BEGIN GIVEN RECORDS

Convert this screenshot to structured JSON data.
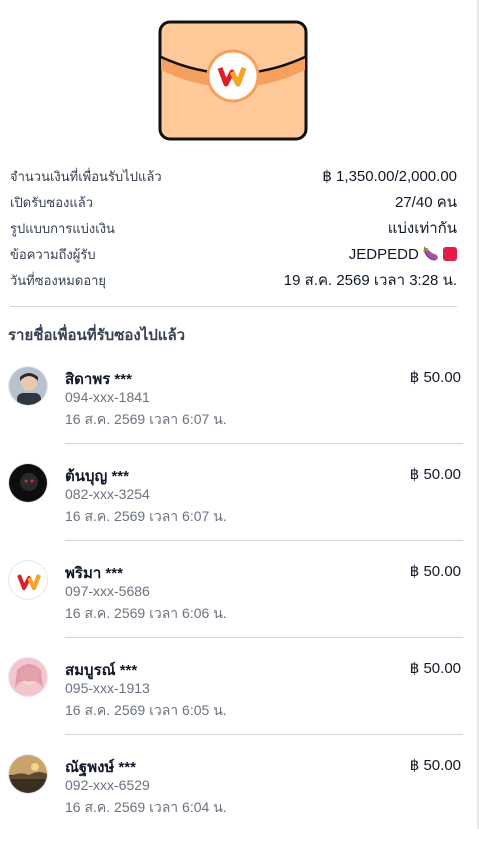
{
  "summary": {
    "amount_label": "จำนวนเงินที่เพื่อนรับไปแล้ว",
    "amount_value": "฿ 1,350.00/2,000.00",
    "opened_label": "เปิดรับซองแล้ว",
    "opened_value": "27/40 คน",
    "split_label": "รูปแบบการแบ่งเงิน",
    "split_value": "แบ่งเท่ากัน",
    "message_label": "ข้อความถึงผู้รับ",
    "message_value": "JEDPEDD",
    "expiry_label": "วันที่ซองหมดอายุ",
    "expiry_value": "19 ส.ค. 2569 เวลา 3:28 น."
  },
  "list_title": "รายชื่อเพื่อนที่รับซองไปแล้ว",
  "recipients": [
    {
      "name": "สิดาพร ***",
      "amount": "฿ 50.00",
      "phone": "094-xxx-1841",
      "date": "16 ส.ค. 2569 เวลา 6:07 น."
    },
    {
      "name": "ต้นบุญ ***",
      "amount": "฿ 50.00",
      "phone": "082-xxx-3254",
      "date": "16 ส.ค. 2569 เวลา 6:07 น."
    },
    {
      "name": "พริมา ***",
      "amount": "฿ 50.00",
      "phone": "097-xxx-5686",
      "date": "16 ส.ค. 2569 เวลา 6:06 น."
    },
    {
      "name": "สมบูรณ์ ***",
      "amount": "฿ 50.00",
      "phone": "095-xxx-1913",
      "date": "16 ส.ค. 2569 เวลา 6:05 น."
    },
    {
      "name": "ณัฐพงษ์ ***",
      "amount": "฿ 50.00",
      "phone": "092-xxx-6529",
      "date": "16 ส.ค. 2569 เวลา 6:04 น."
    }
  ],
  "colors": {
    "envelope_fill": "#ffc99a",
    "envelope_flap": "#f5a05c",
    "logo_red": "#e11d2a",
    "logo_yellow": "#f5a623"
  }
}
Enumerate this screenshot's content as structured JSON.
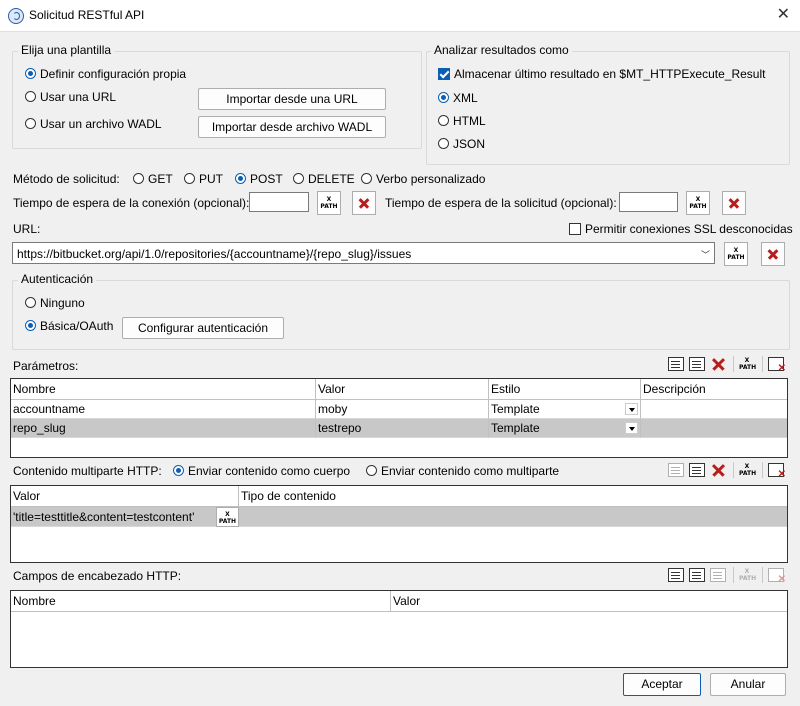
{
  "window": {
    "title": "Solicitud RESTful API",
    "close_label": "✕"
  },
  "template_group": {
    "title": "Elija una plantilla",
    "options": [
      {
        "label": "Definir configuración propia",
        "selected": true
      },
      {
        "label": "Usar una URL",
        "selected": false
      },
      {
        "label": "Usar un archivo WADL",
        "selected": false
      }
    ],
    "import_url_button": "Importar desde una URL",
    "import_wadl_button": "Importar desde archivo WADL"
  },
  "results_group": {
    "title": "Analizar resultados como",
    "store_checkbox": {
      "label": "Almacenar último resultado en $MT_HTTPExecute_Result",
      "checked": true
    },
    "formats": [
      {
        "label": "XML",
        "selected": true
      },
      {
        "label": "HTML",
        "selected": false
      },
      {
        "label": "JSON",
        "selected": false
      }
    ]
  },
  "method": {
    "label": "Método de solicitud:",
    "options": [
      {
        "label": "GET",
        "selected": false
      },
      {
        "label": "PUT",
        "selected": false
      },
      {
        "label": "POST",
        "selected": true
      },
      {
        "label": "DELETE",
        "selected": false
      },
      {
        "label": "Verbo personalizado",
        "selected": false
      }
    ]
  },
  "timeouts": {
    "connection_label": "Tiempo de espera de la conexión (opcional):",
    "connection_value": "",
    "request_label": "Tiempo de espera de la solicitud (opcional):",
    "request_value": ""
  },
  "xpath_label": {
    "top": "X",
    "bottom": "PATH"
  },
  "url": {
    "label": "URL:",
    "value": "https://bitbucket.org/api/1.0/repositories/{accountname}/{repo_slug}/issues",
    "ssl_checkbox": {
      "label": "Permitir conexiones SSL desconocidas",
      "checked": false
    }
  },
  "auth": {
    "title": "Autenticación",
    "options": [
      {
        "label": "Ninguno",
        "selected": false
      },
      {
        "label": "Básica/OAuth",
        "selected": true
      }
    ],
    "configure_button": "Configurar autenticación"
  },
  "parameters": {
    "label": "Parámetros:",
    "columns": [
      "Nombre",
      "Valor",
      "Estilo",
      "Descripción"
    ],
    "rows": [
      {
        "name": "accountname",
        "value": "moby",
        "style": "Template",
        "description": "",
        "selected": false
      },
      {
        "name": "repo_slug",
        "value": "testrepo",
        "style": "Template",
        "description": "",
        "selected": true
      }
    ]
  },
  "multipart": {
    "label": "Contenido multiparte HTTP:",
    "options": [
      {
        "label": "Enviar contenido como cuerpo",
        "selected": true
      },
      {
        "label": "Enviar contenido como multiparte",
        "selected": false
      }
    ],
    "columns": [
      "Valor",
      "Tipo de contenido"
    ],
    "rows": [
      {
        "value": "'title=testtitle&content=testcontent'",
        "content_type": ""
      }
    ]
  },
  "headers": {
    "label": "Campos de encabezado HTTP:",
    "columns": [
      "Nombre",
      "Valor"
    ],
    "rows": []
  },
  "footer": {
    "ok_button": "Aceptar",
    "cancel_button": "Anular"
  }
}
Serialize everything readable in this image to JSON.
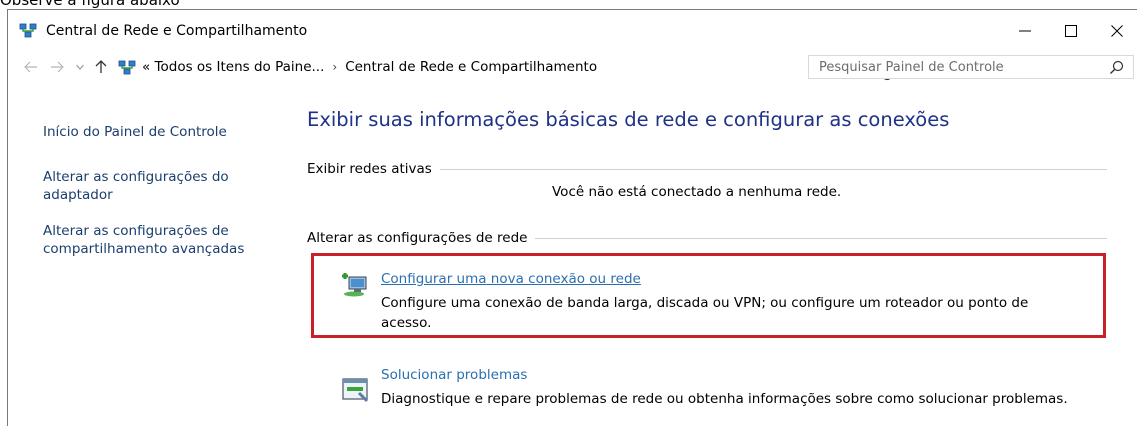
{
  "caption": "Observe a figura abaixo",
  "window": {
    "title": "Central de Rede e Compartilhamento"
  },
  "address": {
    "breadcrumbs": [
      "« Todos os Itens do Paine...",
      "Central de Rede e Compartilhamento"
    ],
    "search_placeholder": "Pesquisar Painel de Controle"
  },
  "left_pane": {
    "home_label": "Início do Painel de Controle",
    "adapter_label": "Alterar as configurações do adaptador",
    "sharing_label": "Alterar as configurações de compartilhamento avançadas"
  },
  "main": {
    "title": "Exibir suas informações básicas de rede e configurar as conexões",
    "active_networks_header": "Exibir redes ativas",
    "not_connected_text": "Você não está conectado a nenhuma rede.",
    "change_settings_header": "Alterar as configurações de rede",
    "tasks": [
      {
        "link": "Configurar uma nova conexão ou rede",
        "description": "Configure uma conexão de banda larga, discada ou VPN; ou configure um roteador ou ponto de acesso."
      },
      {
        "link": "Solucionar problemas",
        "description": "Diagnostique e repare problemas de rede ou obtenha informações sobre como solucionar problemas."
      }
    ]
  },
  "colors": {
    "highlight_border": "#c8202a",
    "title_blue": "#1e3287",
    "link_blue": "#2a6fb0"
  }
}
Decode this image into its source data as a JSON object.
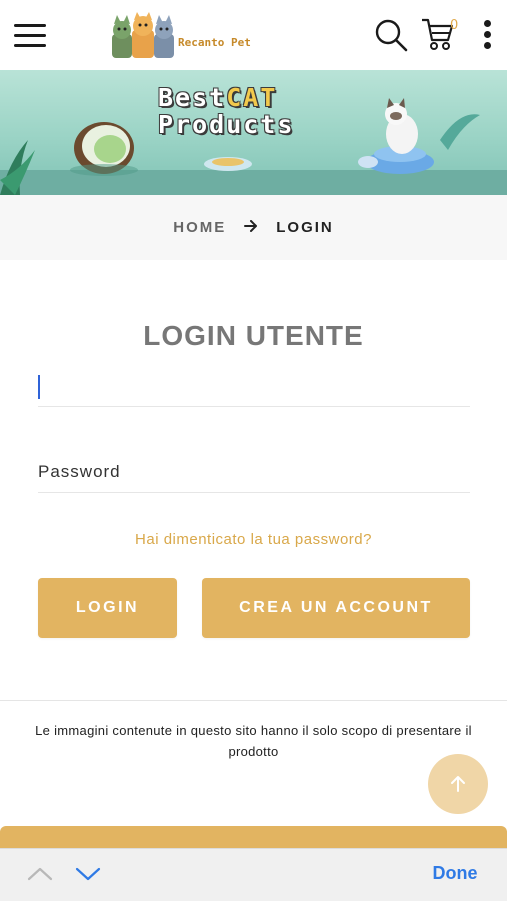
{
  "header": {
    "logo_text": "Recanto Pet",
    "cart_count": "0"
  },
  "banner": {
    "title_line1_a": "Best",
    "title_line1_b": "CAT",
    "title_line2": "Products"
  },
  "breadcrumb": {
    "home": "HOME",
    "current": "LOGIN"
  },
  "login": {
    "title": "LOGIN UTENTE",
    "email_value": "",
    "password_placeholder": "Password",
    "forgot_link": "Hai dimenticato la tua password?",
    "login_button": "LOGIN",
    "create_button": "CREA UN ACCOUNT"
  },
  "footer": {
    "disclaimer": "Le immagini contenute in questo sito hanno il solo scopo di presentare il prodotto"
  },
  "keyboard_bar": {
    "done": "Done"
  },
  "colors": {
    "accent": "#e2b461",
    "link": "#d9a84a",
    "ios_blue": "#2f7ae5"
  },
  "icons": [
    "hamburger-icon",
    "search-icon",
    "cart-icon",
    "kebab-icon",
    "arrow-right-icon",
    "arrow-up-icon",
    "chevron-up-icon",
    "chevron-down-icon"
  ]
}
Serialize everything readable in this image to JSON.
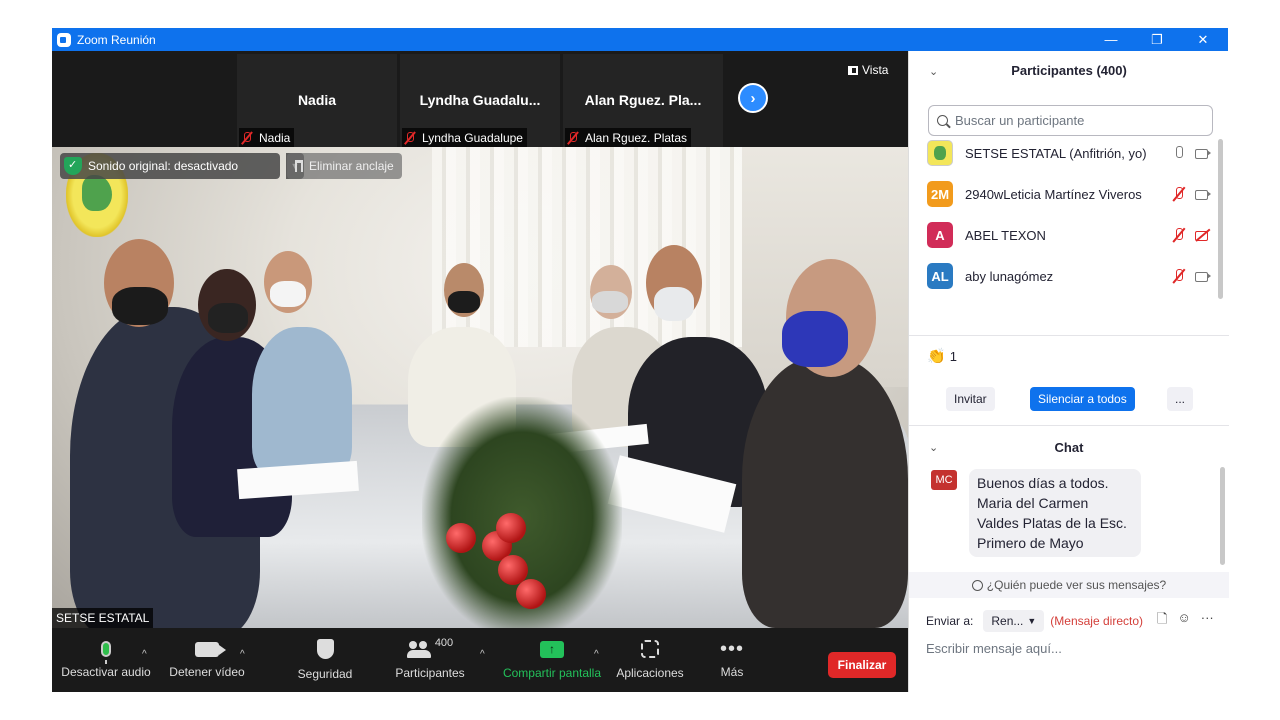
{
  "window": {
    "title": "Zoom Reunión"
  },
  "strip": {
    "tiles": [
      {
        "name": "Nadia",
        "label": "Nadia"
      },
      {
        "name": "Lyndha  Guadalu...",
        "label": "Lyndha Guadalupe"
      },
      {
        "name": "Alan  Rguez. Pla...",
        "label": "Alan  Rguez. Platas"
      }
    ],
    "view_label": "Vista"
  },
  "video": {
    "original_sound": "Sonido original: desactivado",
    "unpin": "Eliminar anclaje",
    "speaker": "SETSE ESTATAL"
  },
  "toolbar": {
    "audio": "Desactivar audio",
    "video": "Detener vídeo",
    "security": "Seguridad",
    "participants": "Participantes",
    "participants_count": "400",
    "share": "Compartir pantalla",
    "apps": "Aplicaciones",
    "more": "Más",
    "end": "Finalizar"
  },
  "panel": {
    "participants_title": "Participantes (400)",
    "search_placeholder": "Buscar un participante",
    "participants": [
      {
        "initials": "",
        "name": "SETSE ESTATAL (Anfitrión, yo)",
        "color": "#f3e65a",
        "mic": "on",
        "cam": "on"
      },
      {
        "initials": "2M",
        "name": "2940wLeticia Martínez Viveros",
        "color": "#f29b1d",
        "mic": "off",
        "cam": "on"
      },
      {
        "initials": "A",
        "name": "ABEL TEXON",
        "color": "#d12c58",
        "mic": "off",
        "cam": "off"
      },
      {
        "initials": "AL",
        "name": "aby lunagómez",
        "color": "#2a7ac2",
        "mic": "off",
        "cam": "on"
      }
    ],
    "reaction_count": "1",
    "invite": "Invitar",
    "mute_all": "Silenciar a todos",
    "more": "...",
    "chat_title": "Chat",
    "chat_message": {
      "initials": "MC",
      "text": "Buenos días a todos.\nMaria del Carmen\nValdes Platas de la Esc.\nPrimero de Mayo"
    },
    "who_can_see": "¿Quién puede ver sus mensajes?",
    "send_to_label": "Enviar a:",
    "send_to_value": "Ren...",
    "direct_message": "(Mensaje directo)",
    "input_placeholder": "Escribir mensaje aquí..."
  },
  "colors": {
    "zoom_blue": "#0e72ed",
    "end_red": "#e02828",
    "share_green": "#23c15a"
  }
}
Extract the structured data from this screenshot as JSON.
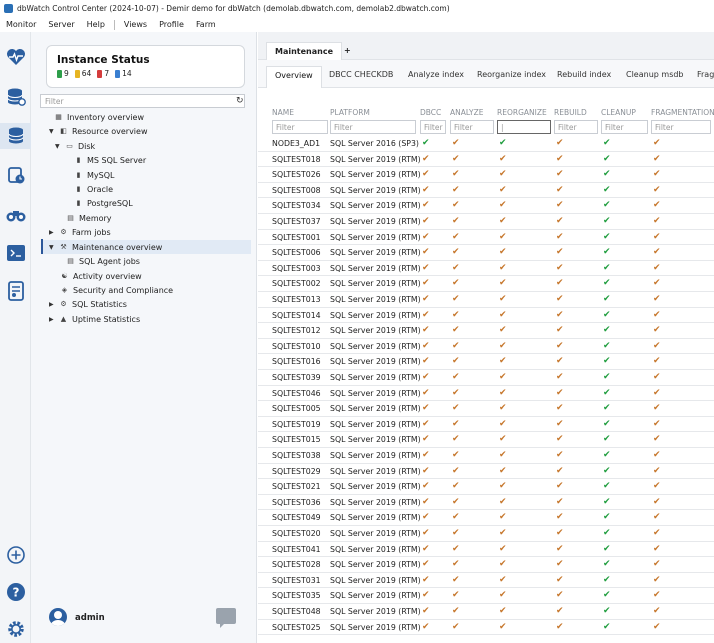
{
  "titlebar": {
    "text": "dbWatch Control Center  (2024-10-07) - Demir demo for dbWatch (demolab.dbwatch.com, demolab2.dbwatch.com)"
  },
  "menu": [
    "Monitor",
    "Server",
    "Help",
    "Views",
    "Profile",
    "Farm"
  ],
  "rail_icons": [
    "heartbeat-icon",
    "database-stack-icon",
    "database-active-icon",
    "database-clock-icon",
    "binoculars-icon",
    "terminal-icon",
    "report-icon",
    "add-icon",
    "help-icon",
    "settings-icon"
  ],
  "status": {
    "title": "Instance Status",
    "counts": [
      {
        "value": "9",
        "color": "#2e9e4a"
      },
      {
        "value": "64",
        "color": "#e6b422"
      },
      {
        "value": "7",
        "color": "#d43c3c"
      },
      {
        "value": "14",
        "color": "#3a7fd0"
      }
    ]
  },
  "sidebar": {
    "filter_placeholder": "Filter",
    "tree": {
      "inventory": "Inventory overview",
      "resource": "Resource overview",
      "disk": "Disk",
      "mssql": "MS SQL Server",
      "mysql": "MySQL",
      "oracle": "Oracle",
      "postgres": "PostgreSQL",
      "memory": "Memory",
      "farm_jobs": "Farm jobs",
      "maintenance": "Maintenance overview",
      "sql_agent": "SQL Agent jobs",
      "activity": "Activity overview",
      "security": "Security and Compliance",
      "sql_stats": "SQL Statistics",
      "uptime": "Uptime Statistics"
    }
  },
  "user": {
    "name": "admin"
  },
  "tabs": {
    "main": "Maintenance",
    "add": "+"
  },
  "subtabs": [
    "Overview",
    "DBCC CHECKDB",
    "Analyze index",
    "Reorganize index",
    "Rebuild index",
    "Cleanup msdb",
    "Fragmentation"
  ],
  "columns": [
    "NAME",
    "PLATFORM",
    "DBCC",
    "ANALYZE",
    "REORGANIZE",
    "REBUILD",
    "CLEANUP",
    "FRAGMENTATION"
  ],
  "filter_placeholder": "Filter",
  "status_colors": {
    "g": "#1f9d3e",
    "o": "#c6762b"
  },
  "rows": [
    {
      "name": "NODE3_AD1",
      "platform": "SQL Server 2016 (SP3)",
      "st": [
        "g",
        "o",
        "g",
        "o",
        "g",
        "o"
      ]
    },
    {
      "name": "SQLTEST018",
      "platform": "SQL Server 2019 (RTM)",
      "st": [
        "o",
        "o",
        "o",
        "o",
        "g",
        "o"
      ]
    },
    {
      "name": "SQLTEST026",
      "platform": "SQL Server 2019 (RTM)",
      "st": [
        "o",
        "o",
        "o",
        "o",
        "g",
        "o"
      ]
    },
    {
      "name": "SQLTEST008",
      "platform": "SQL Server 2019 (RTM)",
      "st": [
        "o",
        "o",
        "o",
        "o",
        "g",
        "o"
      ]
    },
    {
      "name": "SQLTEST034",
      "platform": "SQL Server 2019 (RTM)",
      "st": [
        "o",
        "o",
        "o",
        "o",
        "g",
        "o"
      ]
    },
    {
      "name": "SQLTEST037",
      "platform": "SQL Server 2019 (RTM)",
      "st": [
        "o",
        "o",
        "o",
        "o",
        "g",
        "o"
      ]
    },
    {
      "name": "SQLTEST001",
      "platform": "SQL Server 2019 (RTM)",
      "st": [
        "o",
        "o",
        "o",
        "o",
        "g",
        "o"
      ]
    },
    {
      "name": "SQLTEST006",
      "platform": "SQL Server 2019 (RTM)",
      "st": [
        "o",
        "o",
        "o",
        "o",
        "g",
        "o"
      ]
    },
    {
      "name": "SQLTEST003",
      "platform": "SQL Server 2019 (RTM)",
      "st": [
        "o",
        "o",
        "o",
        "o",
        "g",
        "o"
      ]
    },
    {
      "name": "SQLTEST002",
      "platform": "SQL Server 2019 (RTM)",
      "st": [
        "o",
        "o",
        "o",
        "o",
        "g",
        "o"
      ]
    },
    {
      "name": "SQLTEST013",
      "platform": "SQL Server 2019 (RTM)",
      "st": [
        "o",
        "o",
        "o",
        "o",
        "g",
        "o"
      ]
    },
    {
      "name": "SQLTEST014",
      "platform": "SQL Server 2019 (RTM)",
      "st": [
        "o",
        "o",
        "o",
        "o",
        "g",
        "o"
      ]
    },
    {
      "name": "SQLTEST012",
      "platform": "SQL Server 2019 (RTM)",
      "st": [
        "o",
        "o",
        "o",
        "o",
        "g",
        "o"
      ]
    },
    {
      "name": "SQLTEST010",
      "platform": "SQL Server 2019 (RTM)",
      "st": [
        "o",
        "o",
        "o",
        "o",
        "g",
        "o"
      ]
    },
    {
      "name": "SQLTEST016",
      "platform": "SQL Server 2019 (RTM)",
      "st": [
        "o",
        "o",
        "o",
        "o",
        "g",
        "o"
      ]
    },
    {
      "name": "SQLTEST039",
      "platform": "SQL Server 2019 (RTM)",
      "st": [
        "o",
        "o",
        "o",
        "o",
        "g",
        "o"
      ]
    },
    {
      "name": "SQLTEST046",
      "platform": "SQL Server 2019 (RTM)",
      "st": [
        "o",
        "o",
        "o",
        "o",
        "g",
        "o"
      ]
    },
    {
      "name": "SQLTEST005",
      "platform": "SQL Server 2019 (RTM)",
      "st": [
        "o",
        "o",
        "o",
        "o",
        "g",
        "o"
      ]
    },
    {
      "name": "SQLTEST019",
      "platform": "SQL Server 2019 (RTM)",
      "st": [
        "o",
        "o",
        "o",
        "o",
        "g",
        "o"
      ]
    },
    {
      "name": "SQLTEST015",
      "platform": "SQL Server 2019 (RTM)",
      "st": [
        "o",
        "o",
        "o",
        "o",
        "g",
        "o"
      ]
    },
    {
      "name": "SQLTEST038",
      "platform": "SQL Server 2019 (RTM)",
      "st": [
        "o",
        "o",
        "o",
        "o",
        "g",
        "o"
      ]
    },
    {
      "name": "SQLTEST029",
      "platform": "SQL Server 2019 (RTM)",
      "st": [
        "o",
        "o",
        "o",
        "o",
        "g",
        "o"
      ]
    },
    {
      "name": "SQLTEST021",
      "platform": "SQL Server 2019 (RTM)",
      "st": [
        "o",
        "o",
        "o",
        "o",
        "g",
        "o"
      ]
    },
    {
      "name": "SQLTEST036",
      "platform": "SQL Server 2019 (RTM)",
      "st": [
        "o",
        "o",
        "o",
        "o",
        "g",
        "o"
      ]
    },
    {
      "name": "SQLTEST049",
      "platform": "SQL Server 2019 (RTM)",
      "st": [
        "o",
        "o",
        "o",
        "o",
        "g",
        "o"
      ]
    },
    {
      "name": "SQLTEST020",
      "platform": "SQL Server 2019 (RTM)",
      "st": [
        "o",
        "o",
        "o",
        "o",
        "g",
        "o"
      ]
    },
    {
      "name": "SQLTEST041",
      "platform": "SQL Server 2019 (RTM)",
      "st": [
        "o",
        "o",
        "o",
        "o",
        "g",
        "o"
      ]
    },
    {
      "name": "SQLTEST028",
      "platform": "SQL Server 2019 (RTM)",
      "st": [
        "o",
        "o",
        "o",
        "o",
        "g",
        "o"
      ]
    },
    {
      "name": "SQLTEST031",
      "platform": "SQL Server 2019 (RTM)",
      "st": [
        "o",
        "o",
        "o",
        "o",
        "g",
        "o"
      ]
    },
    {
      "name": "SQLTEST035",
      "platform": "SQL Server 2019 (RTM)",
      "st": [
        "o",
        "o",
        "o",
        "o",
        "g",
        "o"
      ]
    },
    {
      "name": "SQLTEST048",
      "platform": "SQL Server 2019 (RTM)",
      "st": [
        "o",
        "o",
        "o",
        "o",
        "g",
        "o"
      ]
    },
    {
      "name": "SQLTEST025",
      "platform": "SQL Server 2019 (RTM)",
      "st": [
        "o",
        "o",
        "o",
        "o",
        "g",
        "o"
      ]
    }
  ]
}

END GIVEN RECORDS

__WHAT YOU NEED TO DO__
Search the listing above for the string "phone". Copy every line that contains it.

__EXERCISE ANSWER__
      "phone": "094-xxx-1841",
      "phone": "082-xxx-3254",
      "phone": "097-xxx-5686",
      "phone": "095-xxx-1913",
      "phone": "092-xxx-6529",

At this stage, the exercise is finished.